In early 1830, English power had become predominant in India. The emergence of a dominant power after more than a hundred years of turmoil, allowed the passage of the Coinage Act of 1835, so a uniform coinage could be possible. The new design of the coins issued in 1835 included William IV’s effigy on the obverse and the denomination on the reverse, written in English and Persian.
Coins issued after 1840, meanwhile, bore the portrait of Queen Victoria. The first coin issued under the crown was released in 1862.
In 1906 the Coinage Act of India, governing the establishment of mints and the issuance of coins was passed and today still remains in force.
The shortage of silver occurred during the First World War led to the British Government, George V on the throne, to issue paper money of one rupee, two rupees and two and a half. Silver coins of smaller denominations were issued in cupronickel.
The situation during the Second World War led to experiments in the currency for which standard rupee was replaced by the Quaternary Silver Alloy, coins being issued from 1940. In 1947 these were replaced by coins of pure nickel.
The country gained its independence on 15th August 1947. However, the existing currency kept frozen until 26th January 1950, when India became a republic.
In 1957, India adopted a decimal currency system whereby a rupee consisted of 100 paises. The management of issuing currency is the responsibility of the Reserve Bank of India, which is the central bank, while the responsibilities for matters related to coinage correspond to the country's government.

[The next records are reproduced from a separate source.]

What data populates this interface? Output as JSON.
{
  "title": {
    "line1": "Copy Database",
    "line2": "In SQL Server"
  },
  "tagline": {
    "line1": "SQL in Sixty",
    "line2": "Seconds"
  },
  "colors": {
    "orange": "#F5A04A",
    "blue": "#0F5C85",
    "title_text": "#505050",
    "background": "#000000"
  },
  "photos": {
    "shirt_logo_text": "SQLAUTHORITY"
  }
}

Today, there are coins of 1, 2 and 5 rupees and of 10, 25 and 50 paises in circulation.
With regard to banknotes, there are 5, 10, 20, 50, 100, 500 and 1,000 rupees.
Date of creation:
Reserve Bank of India.
Other currencies of the world
Order online and collect your currency at the branch of your choice.
|Global Exchange||Your high-street bank|
|Variety of currencies||We have 43 currencies. We are specialists.||Only major currencies. Travel money is just a secondary business for banks.|
|Availability of currencies||Immediate availability of currencies in our branches. Click and collect.||If they can actually get your exotic currency, prepare for a couple of visits to your bank before you can have the money on your hands.|
|Expenses||We only charge the exchange rate, without commissions. If you book online you have the best price.||The bank sets its own margin plus a commission.|
|Different denominations available||At Global Exchange, you’ll get a variety of banknotes with different denominations, adapted to all your payment needs.||No. Prepare for refusals and complaints in foreign languages when paying with «big» banknotes abriad.|
|Delivery options||Order online to benefit from a price reduction and collect at Hong Kong airport.||You will have to visit your bank twice: once to order your currency and wait for it to come. The second visit to collect it. |